Symmetry of Crystals and Molecules provides a comprehensive study of the symmetry and geometry of crystals and molecules, starting from first principles. The pre-knowledge assumed is mathematics and physical science to about A-level; additional mathematical topics are discussed in appendices. It is copiously illustrated, including many stereoviews, with instructions both for stereoviewing and for constructing a stereoviewer. Problems for each chapter are provided, with fully worked tutorial solutions. A suite of associated computer programs has been devised and placed on-line, for assisting both the study of the text and the solutions of the problems. The programs are easily executed, and instructions are provided in the text and on the monitor screen.
The applicability of symmetry in everyday life as well as in science is stressed. Point groups and space groups are first discussed and derived in a semi-analytical manner, and later by use of group theory. The basic principles of group theory are discussed, together with applications to symmetry, chemical bonding and aspects of vibrations of molecules and crystals.

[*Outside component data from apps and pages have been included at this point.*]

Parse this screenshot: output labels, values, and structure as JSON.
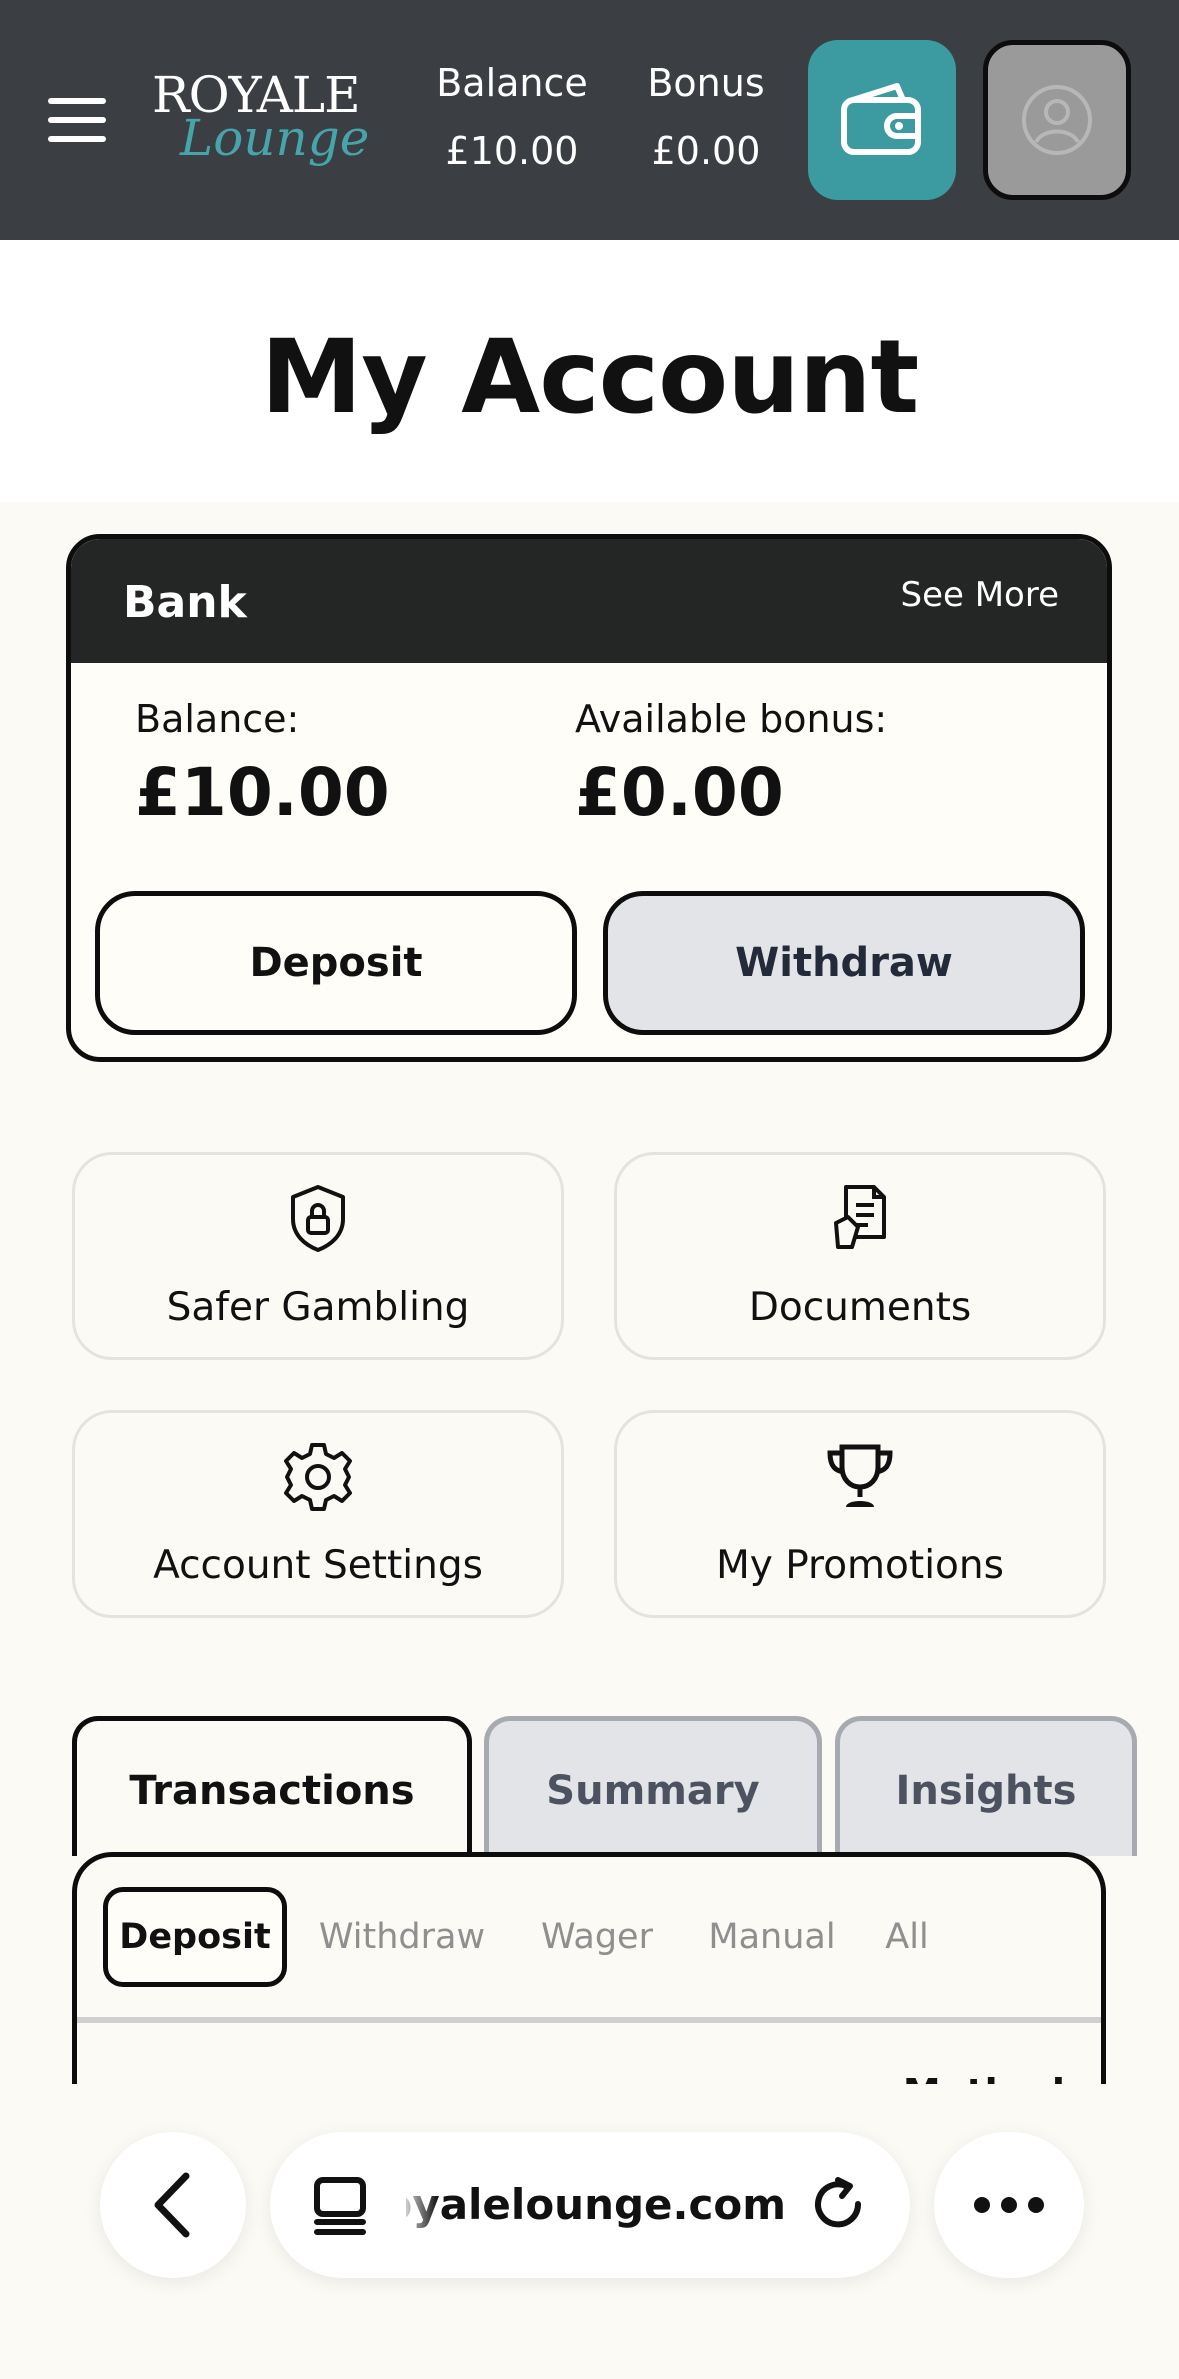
{
  "header": {
    "logo_top": "ROYALE",
    "logo_bottom": "Lounge",
    "balance_label": "Balance",
    "balance_value": "£10.00",
    "bonus_label": "Bonus",
    "bonus_value": "£0.00",
    "colors": {
      "bar": "#3b3e43",
      "wallet": "#3c9aa1",
      "logo_accent": "#46a5ab"
    }
  },
  "page": {
    "title": "My Account"
  },
  "bank": {
    "title": "Bank",
    "see_more": "See More",
    "balance_label": "Balance:",
    "balance_value": "£10.00",
    "bonus_label": "Available bonus:",
    "bonus_value": "£0.00",
    "deposit_label": "Deposit",
    "withdraw_label": "Withdraw"
  },
  "tiles": [
    {
      "label": "Safer Gambling",
      "icon": "shield-lock-icon"
    },
    {
      "label": "Documents",
      "icon": "document-icon"
    },
    {
      "label": "Account Settings",
      "icon": "gear-icon"
    },
    {
      "label": "My Promotions",
      "icon": "trophy-icon"
    }
  ],
  "tabs": [
    {
      "label": "Transactions",
      "active": true
    },
    {
      "label": "Summary",
      "active": false
    },
    {
      "label": "Insights",
      "active": false
    }
  ],
  "filters": [
    {
      "label": "Deposit",
      "active": true
    },
    {
      "label": "Withdraw",
      "active": false
    },
    {
      "label": "Wager",
      "active": false
    },
    {
      "label": "Manual",
      "active": false
    },
    {
      "label": "All",
      "active": false
    }
  ],
  "table": {
    "method_header": "Method"
  },
  "browser": {
    "url": "royalelounge.com"
  }
}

Symmetry of Crystals and Molecules is addressed to those studying the physical sciences and meeting the subject for the first time, and it brings the reader to a level of appreciation for the definitive works produced by the International Union of Crystallography, such as the International Tables for X-ray Crystallography, Vol 1 (1965) and the International Tables for Crystallography, Vol A (2006).

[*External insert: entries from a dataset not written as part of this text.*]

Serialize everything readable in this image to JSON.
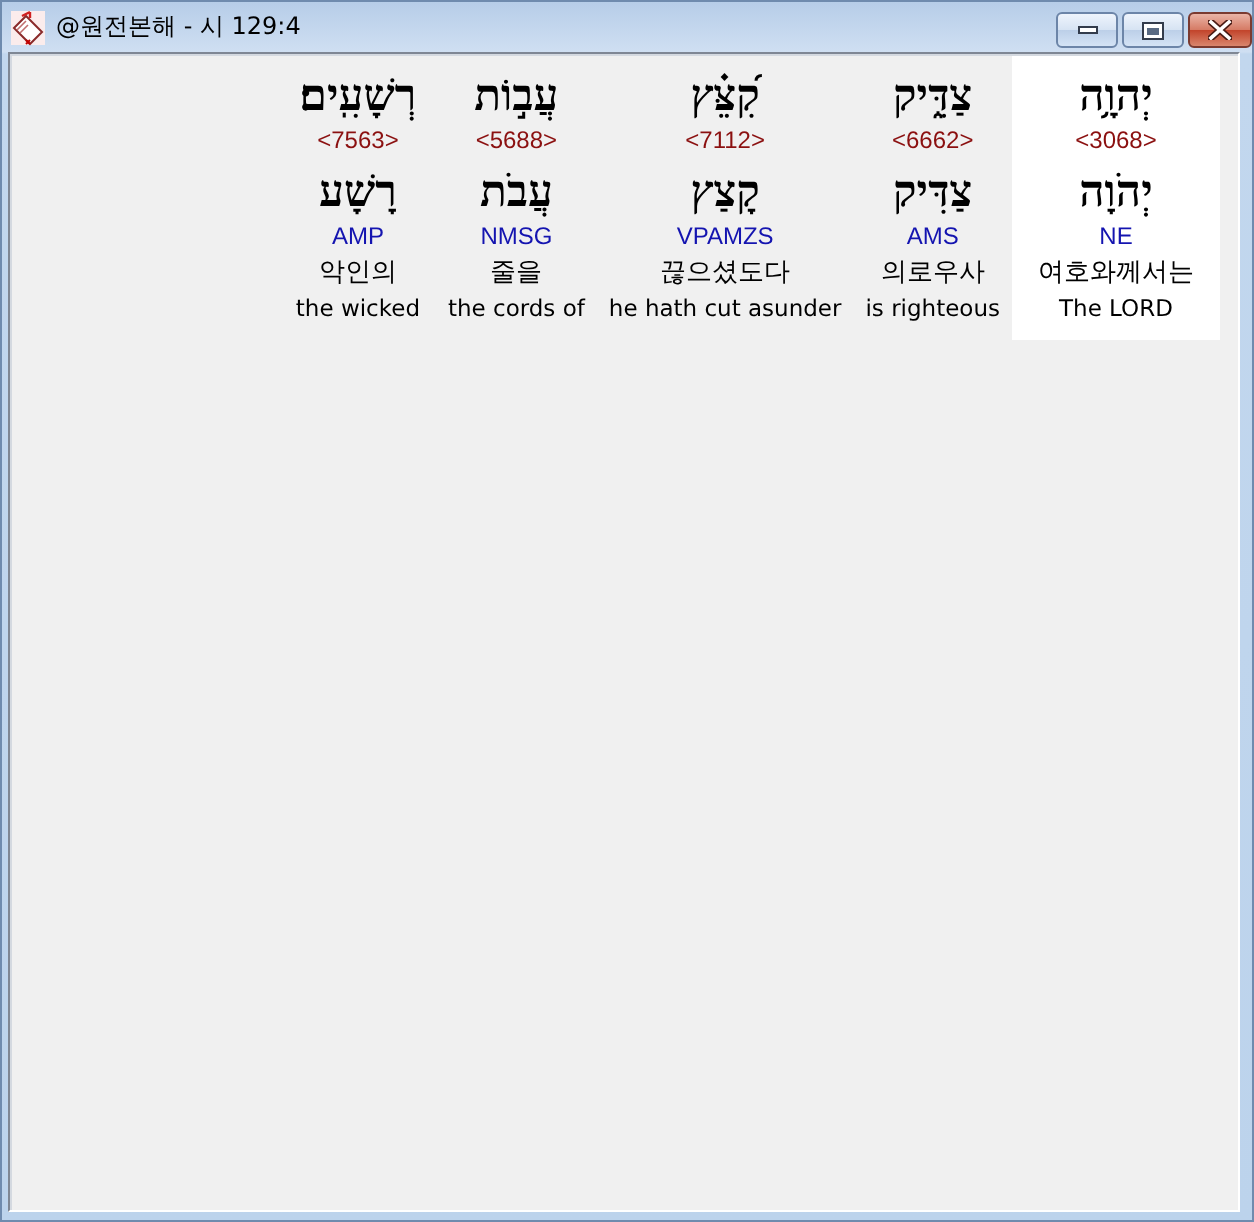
{
  "window": {
    "title": "@원전본해 - 시 129:4"
  },
  "words": [
    {
      "hebrew": "יְהוָ֥ה",
      "strongs": "<3068>",
      "lemma": "יְהֹוָה",
      "morph": "NE",
      "korean": "여호와께서는",
      "english": "The LORD",
      "selected": true
    },
    {
      "hebrew": "צַדִּ֑יק",
      "strongs": "<6662>",
      "lemma": "צַדִּיק",
      "morph": "AMS",
      "korean": "의로우사",
      "english": "is righteous",
      "selected": false
    },
    {
      "hebrew": "קִ֝צֵּ֗ץ",
      "strongs": "<7112>",
      "lemma": "קָצַץ",
      "morph": "VPAMZS",
      "korean": "끊으셨도다",
      "english": "he hath cut asunder",
      "selected": false
    },
    {
      "hebrew": "עֲב֣וֹת",
      "strongs": "<5688>",
      "lemma": "עֲבֹת",
      "morph": "NMSG",
      "korean": "줄을",
      "english": "the cords of",
      "selected": false
    },
    {
      "hebrew": "רְשָׁעִֽים׃",
      "strongs": "<7563>",
      "lemma": "רָשָׁע",
      "morph": "AMP",
      "korean": "악인의",
      "english": "the wicked",
      "selected": false
    }
  ]
}
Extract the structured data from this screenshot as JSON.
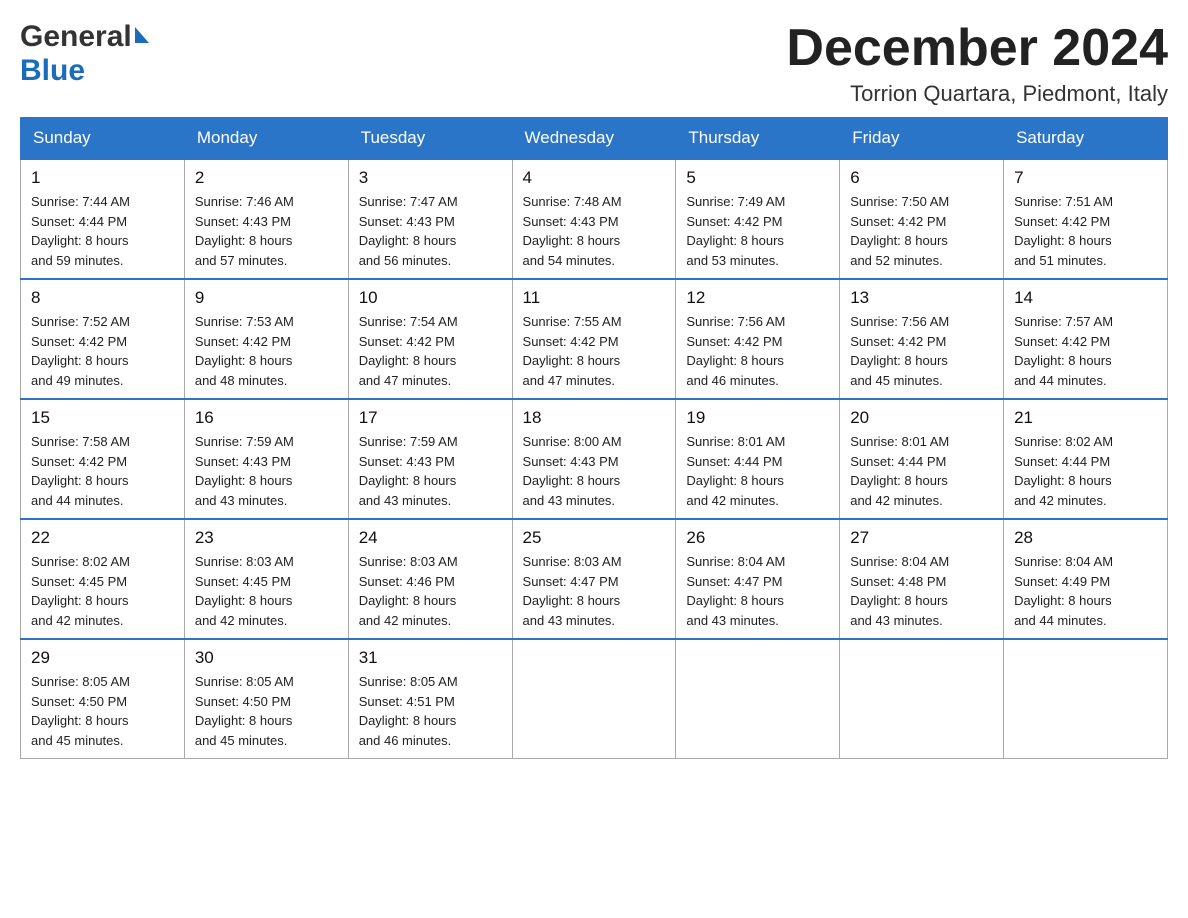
{
  "header": {
    "logo_general": "General",
    "logo_blue": "Blue",
    "month_title": "December 2024",
    "location": "Torrion Quartara, Piedmont, Italy"
  },
  "days_of_week": [
    "Sunday",
    "Monday",
    "Tuesday",
    "Wednesday",
    "Thursday",
    "Friday",
    "Saturday"
  ],
  "weeks": [
    [
      {
        "day": "1",
        "sunrise": "Sunrise: 7:44 AM",
        "sunset": "Sunset: 4:44 PM",
        "daylight": "Daylight: 8 hours",
        "daylight2": "and 59 minutes."
      },
      {
        "day": "2",
        "sunrise": "Sunrise: 7:46 AM",
        "sunset": "Sunset: 4:43 PM",
        "daylight": "Daylight: 8 hours",
        "daylight2": "and 57 minutes."
      },
      {
        "day": "3",
        "sunrise": "Sunrise: 7:47 AM",
        "sunset": "Sunset: 4:43 PM",
        "daylight": "Daylight: 8 hours",
        "daylight2": "and 56 minutes."
      },
      {
        "day": "4",
        "sunrise": "Sunrise: 7:48 AM",
        "sunset": "Sunset: 4:43 PM",
        "daylight": "Daylight: 8 hours",
        "daylight2": "and 54 minutes."
      },
      {
        "day": "5",
        "sunrise": "Sunrise: 7:49 AM",
        "sunset": "Sunset: 4:42 PM",
        "daylight": "Daylight: 8 hours",
        "daylight2": "and 53 minutes."
      },
      {
        "day": "6",
        "sunrise": "Sunrise: 7:50 AM",
        "sunset": "Sunset: 4:42 PM",
        "daylight": "Daylight: 8 hours",
        "daylight2": "and 52 minutes."
      },
      {
        "day": "7",
        "sunrise": "Sunrise: 7:51 AM",
        "sunset": "Sunset: 4:42 PM",
        "daylight": "Daylight: 8 hours",
        "daylight2": "and 51 minutes."
      }
    ],
    [
      {
        "day": "8",
        "sunrise": "Sunrise: 7:52 AM",
        "sunset": "Sunset: 4:42 PM",
        "daylight": "Daylight: 8 hours",
        "daylight2": "and 49 minutes."
      },
      {
        "day": "9",
        "sunrise": "Sunrise: 7:53 AM",
        "sunset": "Sunset: 4:42 PM",
        "daylight": "Daylight: 8 hours",
        "daylight2": "and 48 minutes."
      },
      {
        "day": "10",
        "sunrise": "Sunrise: 7:54 AM",
        "sunset": "Sunset: 4:42 PM",
        "daylight": "Daylight: 8 hours",
        "daylight2": "and 47 minutes."
      },
      {
        "day": "11",
        "sunrise": "Sunrise: 7:55 AM",
        "sunset": "Sunset: 4:42 PM",
        "daylight": "Daylight: 8 hours",
        "daylight2": "and 47 minutes."
      },
      {
        "day": "12",
        "sunrise": "Sunrise: 7:56 AM",
        "sunset": "Sunset: 4:42 PM",
        "daylight": "Daylight: 8 hours",
        "daylight2": "and 46 minutes."
      },
      {
        "day": "13",
        "sunrise": "Sunrise: 7:56 AM",
        "sunset": "Sunset: 4:42 PM",
        "daylight": "Daylight: 8 hours",
        "daylight2": "and 45 minutes."
      },
      {
        "day": "14",
        "sunrise": "Sunrise: 7:57 AM",
        "sunset": "Sunset: 4:42 PM",
        "daylight": "Daylight: 8 hours",
        "daylight2": "and 44 minutes."
      }
    ],
    [
      {
        "day": "15",
        "sunrise": "Sunrise: 7:58 AM",
        "sunset": "Sunset: 4:42 PM",
        "daylight": "Daylight: 8 hours",
        "daylight2": "and 44 minutes."
      },
      {
        "day": "16",
        "sunrise": "Sunrise: 7:59 AM",
        "sunset": "Sunset: 4:43 PM",
        "daylight": "Daylight: 8 hours",
        "daylight2": "and 43 minutes."
      },
      {
        "day": "17",
        "sunrise": "Sunrise: 7:59 AM",
        "sunset": "Sunset: 4:43 PM",
        "daylight": "Daylight: 8 hours",
        "daylight2": "and 43 minutes."
      },
      {
        "day": "18",
        "sunrise": "Sunrise: 8:00 AM",
        "sunset": "Sunset: 4:43 PM",
        "daylight": "Daylight: 8 hours",
        "daylight2": "and 43 minutes."
      },
      {
        "day": "19",
        "sunrise": "Sunrise: 8:01 AM",
        "sunset": "Sunset: 4:44 PM",
        "daylight": "Daylight: 8 hours",
        "daylight2": "and 42 minutes."
      },
      {
        "day": "20",
        "sunrise": "Sunrise: 8:01 AM",
        "sunset": "Sunset: 4:44 PM",
        "daylight": "Daylight: 8 hours",
        "daylight2": "and 42 minutes."
      },
      {
        "day": "21",
        "sunrise": "Sunrise: 8:02 AM",
        "sunset": "Sunset: 4:44 PM",
        "daylight": "Daylight: 8 hours",
        "daylight2": "and 42 minutes."
      }
    ],
    [
      {
        "day": "22",
        "sunrise": "Sunrise: 8:02 AM",
        "sunset": "Sunset: 4:45 PM",
        "daylight": "Daylight: 8 hours",
        "daylight2": "and 42 minutes."
      },
      {
        "day": "23",
        "sunrise": "Sunrise: 8:03 AM",
        "sunset": "Sunset: 4:45 PM",
        "daylight": "Daylight: 8 hours",
        "daylight2": "and 42 minutes."
      },
      {
        "day": "24",
        "sunrise": "Sunrise: 8:03 AM",
        "sunset": "Sunset: 4:46 PM",
        "daylight": "Daylight: 8 hours",
        "daylight2": "and 42 minutes."
      },
      {
        "day": "25",
        "sunrise": "Sunrise: 8:03 AM",
        "sunset": "Sunset: 4:47 PM",
        "daylight": "Daylight: 8 hours",
        "daylight2": "and 43 minutes."
      },
      {
        "day": "26",
        "sunrise": "Sunrise: 8:04 AM",
        "sunset": "Sunset: 4:47 PM",
        "daylight": "Daylight: 8 hours",
        "daylight2": "and 43 minutes."
      },
      {
        "day": "27",
        "sunrise": "Sunrise: 8:04 AM",
        "sunset": "Sunset: 4:48 PM",
        "daylight": "Daylight: 8 hours",
        "daylight2": "and 43 minutes."
      },
      {
        "day": "28",
        "sunrise": "Sunrise: 8:04 AM",
        "sunset": "Sunset: 4:49 PM",
        "daylight": "Daylight: 8 hours",
        "daylight2": "and 44 minutes."
      }
    ],
    [
      {
        "day": "29",
        "sunrise": "Sunrise: 8:05 AM",
        "sunset": "Sunset: 4:50 PM",
        "daylight": "Daylight: 8 hours",
        "daylight2": "and 45 minutes."
      },
      {
        "day": "30",
        "sunrise": "Sunrise: 8:05 AM",
        "sunset": "Sunset: 4:50 PM",
        "daylight": "Daylight: 8 hours",
        "daylight2": "and 45 minutes."
      },
      {
        "day": "31",
        "sunrise": "Sunrise: 8:05 AM",
        "sunset": "Sunset: 4:51 PM",
        "daylight": "Daylight: 8 hours",
        "daylight2": "and 46 minutes."
      },
      null,
      null,
      null,
      null
    ]
  ]
}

1: Symmetry everywhere
2: Geometry of crystals and molecules
3: Point group symmetry
5: Space groups
6: Symmetry and x-ray diffraction

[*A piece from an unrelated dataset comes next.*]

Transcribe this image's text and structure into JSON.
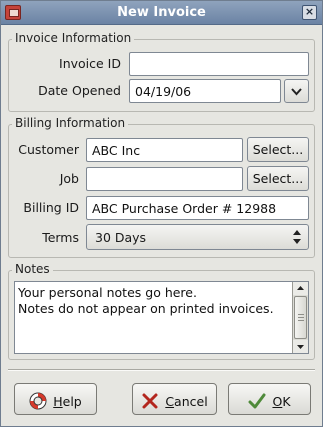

7: Elements of group theory
8: Applications of group theory
9: Computer-assisted studies
"As a seasoned crystallographer, albeit of forgotten vintage, I do not find much new in this presentation, but I marvel at the comprehensive detail and rigour. In the days of visually estimated x-ray intensities and Beevers-Lipson strips, crystal geometry and space-group symmetry were experienced as practical necessities. It is not clear where and how the new generation, who twiddle a few knobs to produce a crystal structure, acquires this know-how. Working through the numerous examples could well provide the necessary hands-on experience. This is where I see this book becoming essential reading, if not prescribed for intensive study."
– Jan Boeyens, University of Pretoria